- What is expected
Your answer should consist of all lines in the listing that hold the word "title".

-=-=-=-=-

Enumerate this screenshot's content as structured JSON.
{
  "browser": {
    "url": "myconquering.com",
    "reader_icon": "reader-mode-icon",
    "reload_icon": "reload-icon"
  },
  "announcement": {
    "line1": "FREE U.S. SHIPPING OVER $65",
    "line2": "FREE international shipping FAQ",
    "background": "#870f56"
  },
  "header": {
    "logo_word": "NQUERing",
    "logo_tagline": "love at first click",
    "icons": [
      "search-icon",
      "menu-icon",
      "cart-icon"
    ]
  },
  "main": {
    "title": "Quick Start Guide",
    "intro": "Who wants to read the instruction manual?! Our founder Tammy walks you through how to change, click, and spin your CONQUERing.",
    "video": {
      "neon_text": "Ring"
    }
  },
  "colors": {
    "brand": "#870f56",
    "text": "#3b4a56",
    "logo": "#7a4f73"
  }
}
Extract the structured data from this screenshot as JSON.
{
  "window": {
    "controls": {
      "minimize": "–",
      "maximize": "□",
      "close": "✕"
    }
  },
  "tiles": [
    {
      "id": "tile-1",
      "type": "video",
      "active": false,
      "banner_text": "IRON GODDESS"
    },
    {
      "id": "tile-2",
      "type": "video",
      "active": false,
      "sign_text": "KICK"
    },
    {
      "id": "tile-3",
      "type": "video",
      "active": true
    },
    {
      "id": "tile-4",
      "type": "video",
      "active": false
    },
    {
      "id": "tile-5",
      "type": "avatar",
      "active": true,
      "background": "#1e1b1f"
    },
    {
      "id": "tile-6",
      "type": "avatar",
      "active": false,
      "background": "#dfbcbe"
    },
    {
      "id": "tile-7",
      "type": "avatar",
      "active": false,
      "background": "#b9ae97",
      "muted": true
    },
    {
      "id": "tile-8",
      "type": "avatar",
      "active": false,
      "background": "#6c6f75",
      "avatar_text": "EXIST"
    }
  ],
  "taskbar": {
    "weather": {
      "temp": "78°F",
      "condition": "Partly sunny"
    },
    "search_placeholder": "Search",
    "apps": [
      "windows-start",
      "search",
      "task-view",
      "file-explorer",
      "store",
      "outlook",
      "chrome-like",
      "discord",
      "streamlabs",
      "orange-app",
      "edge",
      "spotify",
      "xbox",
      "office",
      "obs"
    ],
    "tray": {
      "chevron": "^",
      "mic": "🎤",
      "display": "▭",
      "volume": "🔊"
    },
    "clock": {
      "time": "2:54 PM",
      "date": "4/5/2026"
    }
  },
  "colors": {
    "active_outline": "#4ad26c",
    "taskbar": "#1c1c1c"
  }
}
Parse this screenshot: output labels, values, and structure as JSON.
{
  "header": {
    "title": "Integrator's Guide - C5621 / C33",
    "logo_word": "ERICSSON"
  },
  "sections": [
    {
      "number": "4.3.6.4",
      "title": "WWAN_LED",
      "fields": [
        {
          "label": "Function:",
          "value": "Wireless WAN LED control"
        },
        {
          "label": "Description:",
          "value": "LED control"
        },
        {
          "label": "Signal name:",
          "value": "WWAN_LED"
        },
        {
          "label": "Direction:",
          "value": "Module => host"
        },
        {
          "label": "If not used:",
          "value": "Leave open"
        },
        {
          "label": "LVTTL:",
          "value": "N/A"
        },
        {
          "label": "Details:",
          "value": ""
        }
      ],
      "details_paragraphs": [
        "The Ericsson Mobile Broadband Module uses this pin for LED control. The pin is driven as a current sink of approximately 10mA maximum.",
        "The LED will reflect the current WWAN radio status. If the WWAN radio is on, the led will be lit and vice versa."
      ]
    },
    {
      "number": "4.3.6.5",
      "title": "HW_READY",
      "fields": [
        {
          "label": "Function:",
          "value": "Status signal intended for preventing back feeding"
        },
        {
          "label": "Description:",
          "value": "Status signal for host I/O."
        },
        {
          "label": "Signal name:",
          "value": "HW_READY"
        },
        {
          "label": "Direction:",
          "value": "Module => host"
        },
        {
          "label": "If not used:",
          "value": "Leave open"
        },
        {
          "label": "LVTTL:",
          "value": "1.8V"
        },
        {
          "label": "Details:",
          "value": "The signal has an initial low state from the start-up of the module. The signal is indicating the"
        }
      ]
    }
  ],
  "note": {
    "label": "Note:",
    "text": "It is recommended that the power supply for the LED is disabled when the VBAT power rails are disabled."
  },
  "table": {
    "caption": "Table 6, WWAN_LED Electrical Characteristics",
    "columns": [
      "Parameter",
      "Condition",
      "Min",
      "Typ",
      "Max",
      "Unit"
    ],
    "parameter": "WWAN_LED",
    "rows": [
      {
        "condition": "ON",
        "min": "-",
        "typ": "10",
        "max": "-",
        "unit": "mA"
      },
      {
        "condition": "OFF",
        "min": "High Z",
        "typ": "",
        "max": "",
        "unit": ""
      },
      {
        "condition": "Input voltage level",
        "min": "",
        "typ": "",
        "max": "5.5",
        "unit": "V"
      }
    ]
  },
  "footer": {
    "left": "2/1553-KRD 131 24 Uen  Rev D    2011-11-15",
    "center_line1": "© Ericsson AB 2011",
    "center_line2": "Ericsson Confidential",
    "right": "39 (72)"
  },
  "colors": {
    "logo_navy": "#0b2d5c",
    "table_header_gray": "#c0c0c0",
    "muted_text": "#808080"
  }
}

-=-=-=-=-

- Result for this task
    "title": "Quick Start Guide",
    "title": "Integrator's Guide - C5621 / C33",
      "title": "WWAN_LED",
      "title": "HW_READY",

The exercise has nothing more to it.